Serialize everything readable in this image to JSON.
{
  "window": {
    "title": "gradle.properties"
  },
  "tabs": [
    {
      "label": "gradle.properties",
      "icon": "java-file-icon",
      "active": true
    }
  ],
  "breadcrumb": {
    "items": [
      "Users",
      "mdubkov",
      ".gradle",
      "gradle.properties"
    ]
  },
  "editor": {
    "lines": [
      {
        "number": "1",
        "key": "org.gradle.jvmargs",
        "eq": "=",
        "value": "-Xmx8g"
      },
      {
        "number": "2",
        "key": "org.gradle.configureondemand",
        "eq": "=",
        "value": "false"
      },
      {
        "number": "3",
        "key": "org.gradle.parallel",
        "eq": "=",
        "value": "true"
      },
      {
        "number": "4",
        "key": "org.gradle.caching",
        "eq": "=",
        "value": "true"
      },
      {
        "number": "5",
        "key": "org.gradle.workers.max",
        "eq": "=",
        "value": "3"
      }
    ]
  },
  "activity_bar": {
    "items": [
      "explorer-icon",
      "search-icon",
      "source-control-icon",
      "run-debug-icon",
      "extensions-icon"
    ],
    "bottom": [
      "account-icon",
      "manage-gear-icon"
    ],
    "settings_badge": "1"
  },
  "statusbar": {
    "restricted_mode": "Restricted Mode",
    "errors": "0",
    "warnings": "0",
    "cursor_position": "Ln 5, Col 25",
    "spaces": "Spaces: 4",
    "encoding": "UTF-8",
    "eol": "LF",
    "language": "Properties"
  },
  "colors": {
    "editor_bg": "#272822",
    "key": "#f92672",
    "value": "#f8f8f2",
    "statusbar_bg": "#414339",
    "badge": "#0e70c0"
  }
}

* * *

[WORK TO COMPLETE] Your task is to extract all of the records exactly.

[ANSWER TO THIS EXERCISE]
Serialize everything readable in this image to JSON.
{
  "window": {
    "title": "gradle.properties"
  },
  "tabs": [
    {
      "label": "gradle.properties",
      "icon": "java-file-icon",
      "active": true
    }
  ],
  "breadcrumb": {
    "items": [
      "Users",
      "mdubkov",
      ".gradle",
      "gradle.properties"
    ]
  },
  "editor": {
    "lines": [
      {
        "number": "1",
        "key": "org.gradle.jvmargs",
        "eq": "=",
        "value": "-Xmx8g"
      },
      {
        "number": "2",
        "key": "org.gradle.configureondemand",
        "eq": "=",
        "value": "false"
      },
      {
        "number": "3",
        "key": "org.gradle.parallel",
        "eq": "=",
        "value": "true"
      },
      {
        "number": "4",
        "key": "org.gradle.caching",
        "eq": "=",
        "value": "true"
      },
      {
        "number": "5",
        "key": "org.gradle.workers.max",
        "eq": "=",
        "value": "3"
      }
    ]
  },
  "activity_bar": {
    "items": [
      "explorer-icon",
      "search-icon",
      "source-control-icon",
      "run-debug-icon",
      "extensions-icon"
    ],
    "bottom": [
      "account-icon",
      "manage-gear-icon"
    ],
    "settings_badge": "1"
  },
  "statusbar": {
    "restricted_mode": "Restricted Mode",
    "errors": "0",
    "warnings": "0",
    "cursor_position": "Ln 5, Col 25",
    "spaces": "Spaces: 4",
    "encoding": "UTF-8",
    "eol": "LF",
    "language": "Properties"
  },
  "colors": {
    "editor_bg": "#272822",
    "key": "#f92672",
    "value": "#f8f8f2",
    "statusbar_bg": "#414339",
    "badge": "#0e70c0"
  }
}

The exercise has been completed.